All Florida personal injury claims have certain elements that must be met before a jury can award a plaintiff compensation for the injuries they have sustained. In general, all lawsuits brought under the umbrella of “negligence” must establish that the defendant violated a duty of care that was owed to the plaintiff, and that the defendant’s violation of that duty resulted in the plaintiff’s injuries.
- The defendant knew or should have known that the hazard existed;
- The defendant failed to remedy the hazard or warn the plaintiff about the hazard if it was unable to be fixed; and
- The plaintiff was injured as a result.
While this sounds simple in theory, in reality these cases are often much more complex. Often, this comes down to a plaintiff’s ability to show the court that the defendant landowner had knowledge of the hazard that caused their injuries.

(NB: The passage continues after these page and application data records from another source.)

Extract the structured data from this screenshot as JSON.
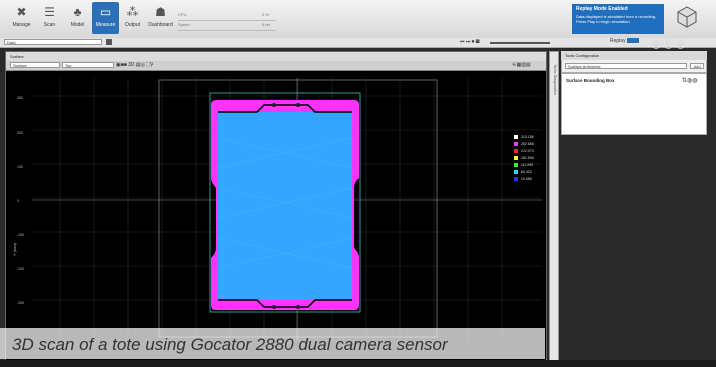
{
  "toolbar": {
    "buttons": [
      {
        "label": "Manage",
        "icon": "wrench-icon",
        "glyph": "✖"
      },
      {
        "label": "Scan",
        "icon": "scan-icon",
        "glyph": "☰"
      },
      {
        "label": "Model",
        "icon": "model-icon",
        "glyph": "♣"
      },
      {
        "label": "Measure",
        "icon": "measure-icon",
        "glyph": "▭"
      },
      {
        "label": "Output",
        "icon": "output-icon",
        "glyph": "⁂"
      },
      {
        "label": "Dashboard",
        "icon": "dashboard-icon",
        "glyph": "☗"
      }
    ],
    "cpu_label": "CPU",
    "cpu_value": "0 %",
    "speed_label": "Speed",
    "speed_value": "0 Hz"
  },
  "replay_banner": {
    "title": "Replay Mode Enabled",
    "text": "Data displayed is simulated from a recording. Press Play to begin simulation."
  },
  "subbar": {
    "left_select": "Data",
    "replay_label": "Replay"
  },
  "data_panel": {
    "title": "Surface",
    "source_select": "Surface",
    "view_select": "Top",
    "yaxis_title": "Y (mm)",
    "y_ticks": [
      "250",
      "200",
      "150",
      "0",
      "-150",
      "-200",
      "-250"
    ]
  },
  "legend": {
    "items": [
      {
        "value": "313.186",
        "color": "#ffffff"
      },
      {
        "value": "262.688",
        "color": "#ff33ff"
      },
      {
        "value": "212.073",
        "color": "#ff2222"
      },
      {
        "value": "161.556",
        "color": "#ffff33"
      },
      {
        "value": "111.059",
        "color": "#33ff33"
      },
      {
        "value": "60.423",
        "color": "#33ccff"
      },
      {
        "value": "10.686",
        "color": "#2233ff"
      }
    ]
  },
  "sidebar_strip_label": "Tools Diagnostics",
  "tools_panel": {
    "title": "Tools Configuration",
    "select": "Surface Arithmetic",
    "add_label": "Add",
    "tool_item": "Surface Bounding Box"
  },
  "caption": "3D scan of a tote using Gocator 2880 dual camera sensor",
  "colors": {
    "accent": "#2b6fb6",
    "tote_rim": "#ff33ff",
    "tote_fill": "#35a6ff"
  }
}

A recent decision issued by the Third District Court of Appeal illustrates how lower courts sometimes get the analysis wrong.